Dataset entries

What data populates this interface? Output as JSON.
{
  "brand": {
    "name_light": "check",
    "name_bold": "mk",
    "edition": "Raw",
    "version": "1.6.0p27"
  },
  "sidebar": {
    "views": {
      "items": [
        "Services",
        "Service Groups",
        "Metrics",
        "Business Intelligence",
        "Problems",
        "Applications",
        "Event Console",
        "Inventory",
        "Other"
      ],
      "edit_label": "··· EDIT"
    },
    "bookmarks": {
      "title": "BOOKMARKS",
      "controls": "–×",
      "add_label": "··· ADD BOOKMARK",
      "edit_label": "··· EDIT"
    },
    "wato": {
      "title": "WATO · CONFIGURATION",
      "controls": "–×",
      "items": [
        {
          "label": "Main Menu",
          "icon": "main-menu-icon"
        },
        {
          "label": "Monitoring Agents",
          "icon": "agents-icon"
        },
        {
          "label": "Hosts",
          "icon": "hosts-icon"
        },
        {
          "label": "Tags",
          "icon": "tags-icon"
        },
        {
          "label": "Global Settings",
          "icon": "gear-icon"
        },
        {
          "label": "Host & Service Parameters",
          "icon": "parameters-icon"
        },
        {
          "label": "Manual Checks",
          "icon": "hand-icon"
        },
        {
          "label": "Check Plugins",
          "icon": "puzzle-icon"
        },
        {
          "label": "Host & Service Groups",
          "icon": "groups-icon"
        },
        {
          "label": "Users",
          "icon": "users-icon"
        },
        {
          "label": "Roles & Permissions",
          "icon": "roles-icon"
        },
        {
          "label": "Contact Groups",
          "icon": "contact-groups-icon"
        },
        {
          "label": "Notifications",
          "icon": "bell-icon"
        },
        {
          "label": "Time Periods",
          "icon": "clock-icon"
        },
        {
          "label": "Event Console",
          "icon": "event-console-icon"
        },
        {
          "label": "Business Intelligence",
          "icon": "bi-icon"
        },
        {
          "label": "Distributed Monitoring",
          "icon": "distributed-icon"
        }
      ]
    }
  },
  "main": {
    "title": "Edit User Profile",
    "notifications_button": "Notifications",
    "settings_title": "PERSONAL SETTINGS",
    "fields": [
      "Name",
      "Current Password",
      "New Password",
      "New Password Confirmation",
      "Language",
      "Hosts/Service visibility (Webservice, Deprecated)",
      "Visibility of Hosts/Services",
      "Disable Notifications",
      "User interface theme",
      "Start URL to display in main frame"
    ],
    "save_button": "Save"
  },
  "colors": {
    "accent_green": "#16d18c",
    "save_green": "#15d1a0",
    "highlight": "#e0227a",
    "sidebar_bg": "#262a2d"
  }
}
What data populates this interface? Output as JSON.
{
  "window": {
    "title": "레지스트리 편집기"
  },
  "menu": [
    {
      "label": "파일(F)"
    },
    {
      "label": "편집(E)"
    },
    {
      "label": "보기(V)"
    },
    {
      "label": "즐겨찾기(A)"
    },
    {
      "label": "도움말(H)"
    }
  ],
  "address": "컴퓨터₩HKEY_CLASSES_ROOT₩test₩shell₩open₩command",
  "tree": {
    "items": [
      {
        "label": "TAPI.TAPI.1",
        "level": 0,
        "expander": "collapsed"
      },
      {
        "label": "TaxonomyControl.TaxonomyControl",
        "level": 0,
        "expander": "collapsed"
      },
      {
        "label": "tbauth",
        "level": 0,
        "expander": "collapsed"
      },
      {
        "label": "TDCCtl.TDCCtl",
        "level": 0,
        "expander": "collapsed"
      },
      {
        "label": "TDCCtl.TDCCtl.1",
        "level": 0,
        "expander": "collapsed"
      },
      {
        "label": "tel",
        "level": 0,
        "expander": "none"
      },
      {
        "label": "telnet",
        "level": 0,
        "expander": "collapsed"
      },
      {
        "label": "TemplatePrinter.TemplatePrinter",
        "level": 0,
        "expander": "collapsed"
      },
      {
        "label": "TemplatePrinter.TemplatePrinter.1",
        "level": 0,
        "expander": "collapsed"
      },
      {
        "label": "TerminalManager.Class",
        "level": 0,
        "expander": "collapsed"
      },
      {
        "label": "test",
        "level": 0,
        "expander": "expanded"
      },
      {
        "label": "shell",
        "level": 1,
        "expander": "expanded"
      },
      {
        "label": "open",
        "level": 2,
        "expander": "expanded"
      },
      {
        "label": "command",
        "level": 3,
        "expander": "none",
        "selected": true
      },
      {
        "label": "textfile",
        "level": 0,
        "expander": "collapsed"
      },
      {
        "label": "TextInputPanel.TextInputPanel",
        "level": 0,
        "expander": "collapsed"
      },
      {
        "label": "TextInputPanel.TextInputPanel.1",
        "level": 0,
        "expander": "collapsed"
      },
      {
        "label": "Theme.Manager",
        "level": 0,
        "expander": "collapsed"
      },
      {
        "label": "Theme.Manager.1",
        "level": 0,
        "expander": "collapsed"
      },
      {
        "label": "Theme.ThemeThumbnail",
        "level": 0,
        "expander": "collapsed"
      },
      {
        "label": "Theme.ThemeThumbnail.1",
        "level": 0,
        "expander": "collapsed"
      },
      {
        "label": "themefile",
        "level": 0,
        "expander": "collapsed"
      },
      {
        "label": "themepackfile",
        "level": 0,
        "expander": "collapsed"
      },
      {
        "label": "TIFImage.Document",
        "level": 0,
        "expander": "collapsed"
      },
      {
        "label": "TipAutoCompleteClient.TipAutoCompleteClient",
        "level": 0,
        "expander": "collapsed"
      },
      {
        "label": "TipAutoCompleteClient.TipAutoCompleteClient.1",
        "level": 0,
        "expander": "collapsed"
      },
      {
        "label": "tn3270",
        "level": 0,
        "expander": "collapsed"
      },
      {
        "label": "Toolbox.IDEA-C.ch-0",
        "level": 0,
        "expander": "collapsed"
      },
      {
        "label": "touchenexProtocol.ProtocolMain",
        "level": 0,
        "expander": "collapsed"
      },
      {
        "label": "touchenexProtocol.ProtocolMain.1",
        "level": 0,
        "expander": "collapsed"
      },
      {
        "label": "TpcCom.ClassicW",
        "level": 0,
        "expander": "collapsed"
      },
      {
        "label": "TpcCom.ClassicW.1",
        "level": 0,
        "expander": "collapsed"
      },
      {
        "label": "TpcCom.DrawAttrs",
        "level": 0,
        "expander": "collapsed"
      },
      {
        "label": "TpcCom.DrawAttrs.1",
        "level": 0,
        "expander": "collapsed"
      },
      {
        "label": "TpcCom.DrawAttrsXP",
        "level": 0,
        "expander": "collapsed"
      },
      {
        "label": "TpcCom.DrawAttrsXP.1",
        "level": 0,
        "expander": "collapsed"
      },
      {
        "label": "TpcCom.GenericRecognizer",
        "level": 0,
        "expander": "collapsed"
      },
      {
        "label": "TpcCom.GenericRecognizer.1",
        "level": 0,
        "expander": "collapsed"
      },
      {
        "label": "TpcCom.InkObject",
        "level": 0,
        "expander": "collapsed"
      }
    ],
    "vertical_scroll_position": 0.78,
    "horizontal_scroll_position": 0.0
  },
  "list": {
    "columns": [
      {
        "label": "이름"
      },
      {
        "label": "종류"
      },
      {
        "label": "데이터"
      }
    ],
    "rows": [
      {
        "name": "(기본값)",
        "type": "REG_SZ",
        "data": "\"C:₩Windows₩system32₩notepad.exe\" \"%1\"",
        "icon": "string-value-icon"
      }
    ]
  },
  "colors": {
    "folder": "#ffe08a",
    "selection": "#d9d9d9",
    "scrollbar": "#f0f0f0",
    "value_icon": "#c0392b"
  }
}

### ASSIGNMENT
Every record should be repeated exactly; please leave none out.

### SOLUTION TO THE PROBLEM
What data populates this interface? Output as JSON.
{
  "brand": {
    "name_light": "check",
    "name_bold": "mk",
    "edition": "Raw",
    "version": "1.6.0p27"
  },
  "sidebar": {
    "views": {
      "items": [
        "Services",
        "Service Groups",
        "Metrics",
        "Business Intelligence",
        "Problems",
        "Applications",
        "Event Console",
        "Inventory",
        "Other"
      ],
      "edit_label": "··· EDIT"
    },
    "bookmarks": {
      "title": "BOOKMARKS",
      "controls": "–×",
      "add_label": "··· ADD BOOKMARK",
      "edit_label": "··· EDIT"
    },
    "wato": {
      "title": "WATO · CONFIGURATION",
      "controls": "–×",
      "items": [
        {
          "label": "Main Menu",
          "icon": "main-menu-icon"
        },
        {
          "label": "Monitoring Agents",
          "icon": "agents-icon"
        },
        {
          "label": "Hosts",
          "icon": "hosts-icon"
        },
        {
          "label": "Tags",
          "icon": "tags-icon"
        },
        {
          "label": "Global Settings",
          "icon": "gear-icon"
        },
        {
          "label": "Host & Service Parameters",
          "icon": "parameters-icon"
        },
        {
          "label": "Manual Checks",
          "icon": "hand-icon"
        },
        {
          "label": "Check Plugins",
          "icon": "puzzle-icon"
        },
        {
          "label": "Host & Service Groups",
          "icon": "groups-icon"
        },
        {
          "label": "Users",
          "icon": "users-icon"
        },
        {
          "label": "Roles & Permissions",
          "icon": "roles-icon"
        },
        {
          "label": "Contact Groups",
          "icon": "contact-groups-icon"
        },
        {
          "label": "Notifications",
          "icon": "bell-icon"
        },
        {
          "label": "Time Periods",
          "icon": "clock-icon"
        },
        {
          "label": "Event Console",
          "icon": "event-console-icon"
        },
        {
          "label": "Business Intelligence",
          "icon": "bi-icon"
        },
        {
          "label": "Distributed Monitoring",
          "icon": "distributed-icon"
        }
      ]
    }
  },
  "main": {
    "title": "Edit User Profile",
    "notifications_button": "Notifications",
    "settings_title": "PERSONAL SETTINGS",
    "fields": [
      "Name",
      "Current Password",
      "New Password",
      "New Password Confirmation",
      "Language",
      "Hosts/Service visibility (Webservice, Deprecated)",
      "Visibility of Hosts/Services",
      "Disable Notifications",
      "User interface theme",
      "Start URL to display in main frame"
    ],
    "save_button": "Save"
  },
  "colors": {
    "accent_green": "#16d18c",
    "save_green": "#15d1a0",
    "highlight": "#e0227a",
    "sidebar_bg": "#262a2d"
  }
}
What data populates this interface? Output as JSON.
{
  "window": {
    "title": "레지스트리 편집기"
  },
  "menu": [
    {
      "label": "파일(F)"
    },
    {
      "label": "편집(E)"
    },
    {
      "label": "보기(V)"
    },
    {
      "label": "즐겨찾기(A)"
    },
    {
      "label": "도움말(H)"
    }
  ],
  "address": "컴퓨터₩HKEY_CLASSES_ROOT₩test₩shell₩open₩command",
  "tree": {
    "items": [
      {
        "label": "TAPI.TAPI.1",
        "level": 0,
        "expander": "collapsed"
      },
      {
        "label": "TaxonomyControl.TaxonomyControl",
        "level": 0,
        "expander": "collapsed"
      },
      {
        "label": "tbauth",
        "level": 0,
        "expander": "collapsed"
      },
      {
        "label": "TDCCtl.TDCCtl",
        "level": 0,
        "expander": "collapsed"
      },
      {
        "label": "TDCCtl.TDCCtl.1",
        "level": 0,
        "expander": "collapsed"
      },
      {
        "label": "tel",
        "level": 0,
        "expander": "none"
      },
      {
        "label": "telnet",
        "level": 0,
        "expander": "collapsed"
      },
      {
        "label": "TemplatePrinter.TemplatePrinter",
        "level": 0,
        "expander": "collapsed"
      },
      {
        "label": "TemplatePrinter.TemplatePrinter.1",
        "level": 0,
        "expander": "collapsed"
      },
      {
        "label": "TerminalManager.Class",
        "level": 0,
        "expander": "collapsed"
      },
      {
        "label": "test",
        "level": 0,
        "expander": "expanded"
      },
      {
        "label": "shell",
        "level": 1,
        "expander": "expanded"
      },
      {
        "label": "open",
        "level": 2,
        "expander": "expanded"
      },
      {
        "label": "command",
        "level": 3,
        "expander": "none",
        "selected": true
      },
      {
        "label": "textfile",
        "level": 0,
        "expander": "collapsed"
      },
      {
        "label": "TextInputPanel.TextInputPanel",
        "level": 0,
        "expander": "collapsed"
      },
      {
        "label": "TextInputPanel.TextInputPanel.1",
        "level": 0,
        "expander": "collapsed"
      },
      {
        "label": "Theme.Manager",
        "level": 0,
        "expander": "collapsed"
      },
      {
        "label": "Theme.Manager.1",
        "level": 0,
        "expander": "collapsed"
      },
      {
        "label": "Theme.ThemeThumbnail",
        "level": 0,
        "expander": "collapsed"
      },
      {
        "label": "Theme.ThemeThumbnail.1",
        "level": 0,
        "expander": "collapsed"
      },
      {
        "label": "themefile",
        "level": 0,
        "expander": "collapsed"
      },
      {
        "label": "themepackfile",
        "level": 0,
        "expander": "collapsed"
      },
      {
        "label": "TIFImage.Document",
        "level": 0,
        "expander": "collapsed"
      },
      {
        "label": "TipAutoCompleteClient.TipAutoCompleteClient",
        "level": 0,
        "expander": "collapsed"
      },
      {
        "label": "TipAutoCompleteClient.TipAutoCompleteClient.1",
        "level": 0,
        "expander": "collapsed"
      },
      {
        "label": "tn3270",
        "level": 0,
        "expander": "collapsed"
      },
      {
        "label": "Toolbox.IDEA-C.ch-0",
        "level": 0,
        "expander": "collapsed"
      },
      {
        "label": "touchenexProtocol.ProtocolMain",
        "level": 0,
        "expander": "collapsed"
      },
      {
        "label": "touchenexProtocol.ProtocolMain.1",
        "level": 0,
        "expander": "collapsed"
      },
      {
        "label": "TpcCom.ClassicW",
        "level": 0,
        "expander": "collapsed"
      },
      {
        "label": "TpcCom.ClassicW.1",
        "level": 0,
        "expander": "collapsed"
      },
      {
        "label": "TpcCom.DrawAttrs",
        "level": 0,
        "expander": "collapsed"
      },
      {
        "label": "TpcCom.DrawAttrs.1",
        "level": 0,
        "expander": "collapsed"
      },
      {
        "label": "TpcCom.DrawAttrsXP",
        "level": 0,
        "expander": "collapsed"
      },
      {
        "label": "TpcCom.DrawAttrsXP.1",
        "level": 0,
        "expander": "collapsed"
      },
      {
        "label": "TpcCom.GenericRecognizer",
        "level": 0,
        "expander": "collapsed"
      },
      {
        "label": "TpcCom.GenericRecognizer.1",
        "level": 0,
        "expander": "collapsed"
      },
      {
        "label": "TpcCom.InkObject",
        "level": 0,
        "expander": "collapsed"
      }
    ],
    "vertical_scroll_position": 0.78,
    "horizontal_scroll_position": 0.0
  },
  "list": {
    "columns": [
      {
        "label": "이름"
      },
      {
        "label": "종류"
      },
      {
        "label": "데이터"
      }
    ],
    "rows": [
      {
        "name": "(기본값)",
        "type": "REG_SZ",
        "data": "\"C:₩Windows₩system32₩notepad.exe\" \"%1\"",
        "icon": "string-value-icon"
      }
    ]
  },
  "colors": {
    "folder": "#ffe08a",
    "selection": "#d9d9d9",
    "scrollbar": "#f0f0f0",
    "value_icon": "#c0392b"
  }
}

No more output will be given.